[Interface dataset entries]
┌──
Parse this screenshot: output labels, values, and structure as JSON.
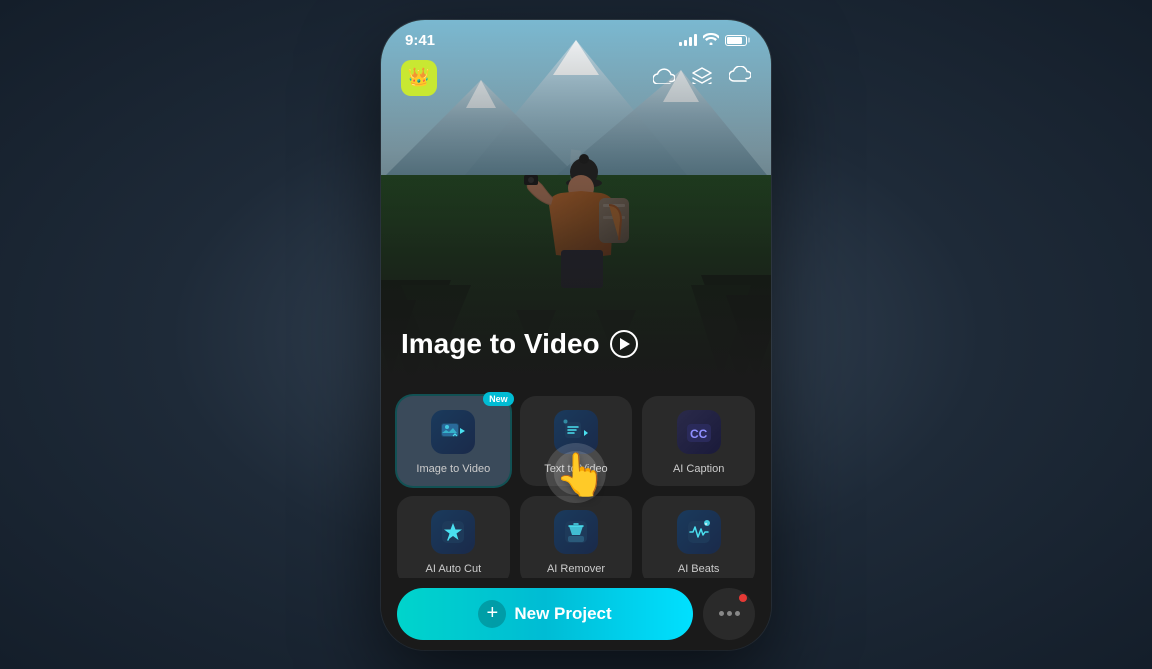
{
  "phone": {
    "statusBar": {
      "time": "9:41"
    },
    "header": {
      "crownIconLabel": "crown-icon",
      "headerIcons": [
        "cloud-icon",
        "mortarboard-icon",
        "cloud-icon-2"
      ]
    },
    "hero": {
      "title": "Image  to Video",
      "playButtonLabel": "play"
    },
    "featureBadge": "New",
    "features": [
      {
        "id": "image-to-video",
        "label": "Image to Video",
        "iconType": "img-video",
        "isNew": true,
        "isActive": true
      },
      {
        "id": "text-to-video",
        "label": "Text to Video",
        "iconType": "text-video",
        "isNew": false,
        "isActive": false
      },
      {
        "id": "ai-caption",
        "label": "AI Caption",
        "iconType": "cc",
        "isNew": false,
        "isActive": false
      },
      {
        "id": "ai-auto-cut",
        "label": "AI Auto Cut",
        "iconType": "lightning",
        "isNew": false,
        "isActive": false
      },
      {
        "id": "ai-remover",
        "label": "AI Remover",
        "iconType": "eraser",
        "isNew": false,
        "isActive": false
      },
      {
        "id": "ai-beats",
        "label": "AI Beats",
        "iconType": "music",
        "isNew": false,
        "isActive": false
      }
    ],
    "bottomBar": {
      "newProjectLabel": "New Project",
      "moreButtonLabel": "More"
    }
  }
}
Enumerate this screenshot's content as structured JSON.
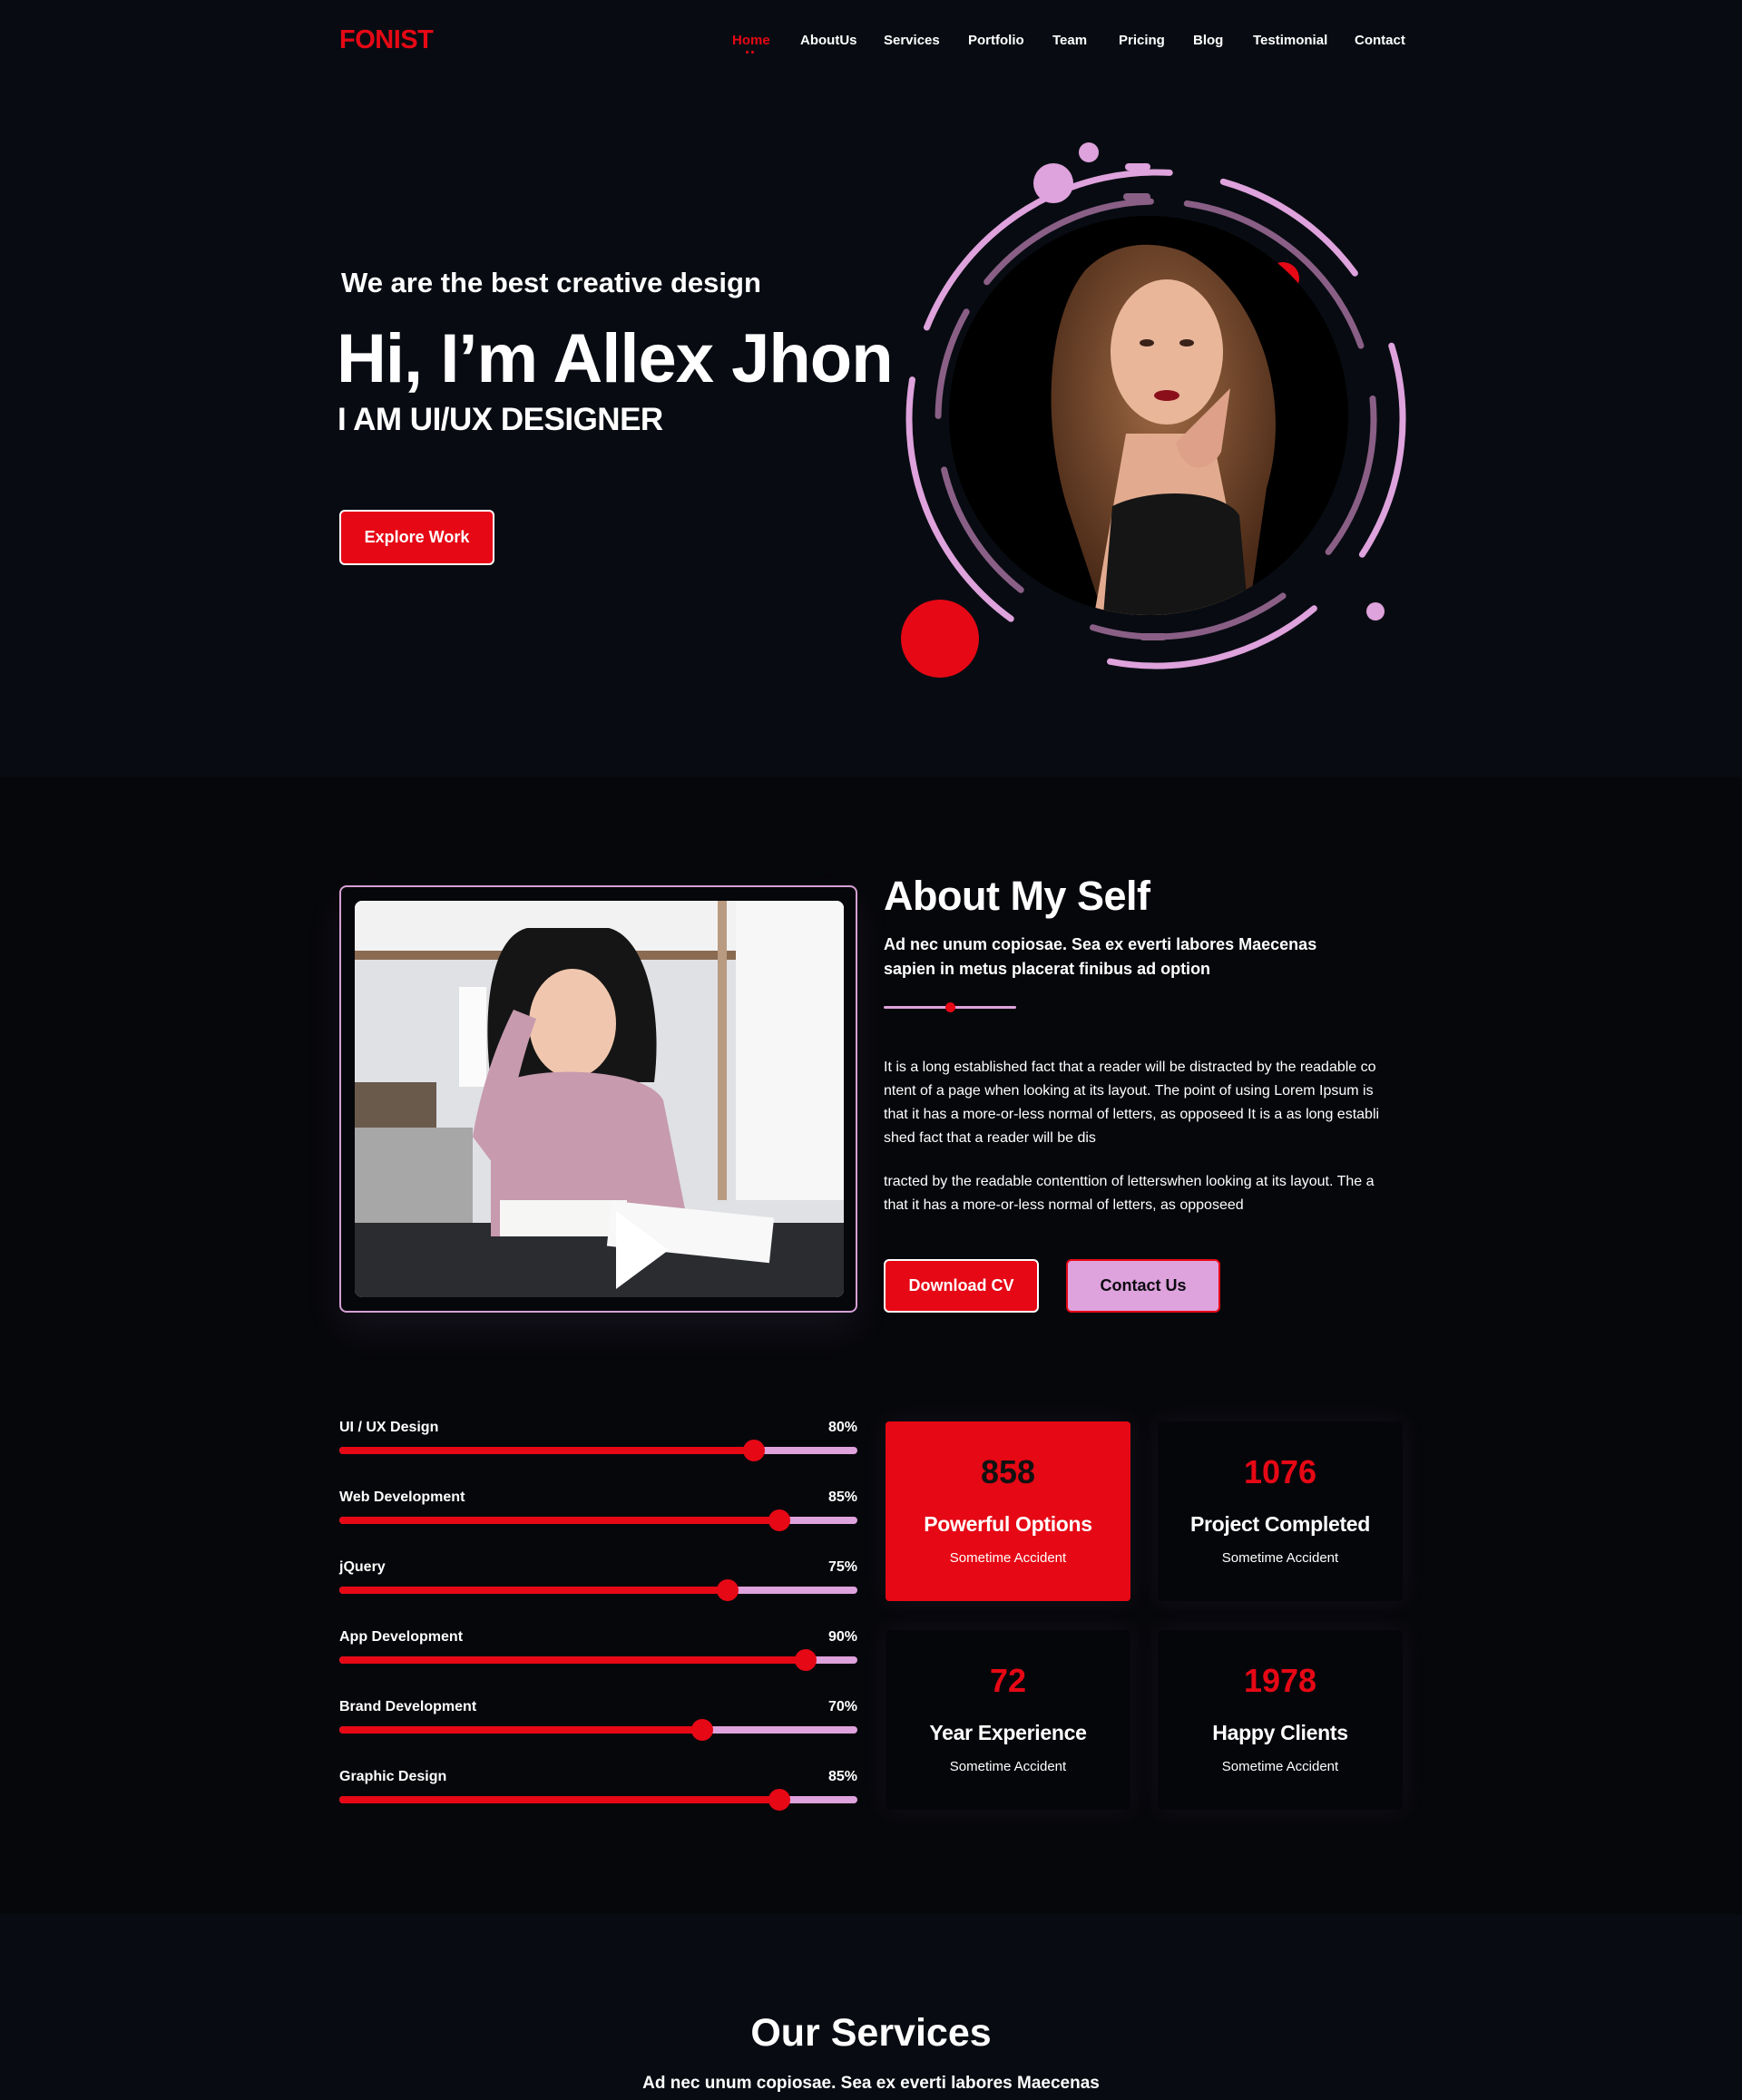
{
  "brand": {
    "logo": "FONIST"
  },
  "nav": {
    "items": [
      {
        "label": "Home",
        "active": true
      },
      {
        "label": "AboutUs",
        "active": false
      },
      {
        "label": "Services",
        "active": false
      },
      {
        "label": "Portfolio",
        "active": false
      },
      {
        "label": "Team",
        "active": false
      },
      {
        "label": "Pricing",
        "active": false
      },
      {
        "label": "Blog",
        "active": false
      },
      {
        "label": "Testimonial",
        "active": false
      },
      {
        "label": "Contact",
        "active": false
      }
    ]
  },
  "hero": {
    "tagline": "We are the best creative design",
    "title": "Hi, I’m Allex Jhon",
    "role": "I AM UI/UX DESIGNER",
    "cta": "Explore Work"
  },
  "about": {
    "title": "About My Self",
    "subtitle": "Ad nec unum copiosae. Sea ex everti labores Maecenas sapien in metus placerat finibus ad option",
    "paragraph1": "It is a long established fact that a reader will be distracted by the readable co ntent of a page when looking at its layout. The point of using Lorem Ipsum is that it has a more-or-less normal of letters, as opposeed It is a as long establi shed fact that a reader will be dis",
    "paragraph2": "tracted by the readable contenttion of letterswhen looking at its layout. The a that it has a more-or-less normal of letters, as opposeed",
    "download_label": "Download CV",
    "contact_label": "Contact Us"
  },
  "skills": [
    {
      "name": "UI / UX Design",
      "value_label": "80%",
      "level": 0.8
    },
    {
      "name": "Web Development",
      "value_label": "85%",
      "level": 0.85
    },
    {
      "name": "jQuery",
      "value_label": "75%",
      "level": 0.75
    },
    {
      "name": "App Development",
      "value_label": "90%",
      "level": 0.9
    },
    {
      "name": "Brand Development",
      "value_label": "70%",
      "level": 0.7
    },
    {
      "name": "Graphic Design",
      "value_label": "85%",
      "level": 0.85
    }
  ],
  "stats": [
    {
      "number": "858",
      "label": "Powerful Options",
      "sub": "Sometime Accident",
      "active": true
    },
    {
      "number": "1076",
      "label": "Project Completed",
      "sub": "Sometime Accident",
      "active": false
    },
    {
      "number": "72",
      "label": "Year Experience",
      "sub": "Sometime Accident",
      "active": false
    },
    {
      "number": "1978",
      "label": "Happy Clients",
      "sub": "Sometime Accident",
      "active": false
    }
  ],
  "services": {
    "title": "Our Services",
    "subtitle": "Ad nec unum copiosae. Sea ex everti labores Maecenas"
  },
  "colors": {
    "accent": "#e60815",
    "pink": "#dea2dc",
    "background": "#06070b"
  }
}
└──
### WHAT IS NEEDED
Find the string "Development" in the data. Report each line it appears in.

### TASK RESULT
      "name": "Web Development",
      "name": "App Development",
      "name": "Brand Development",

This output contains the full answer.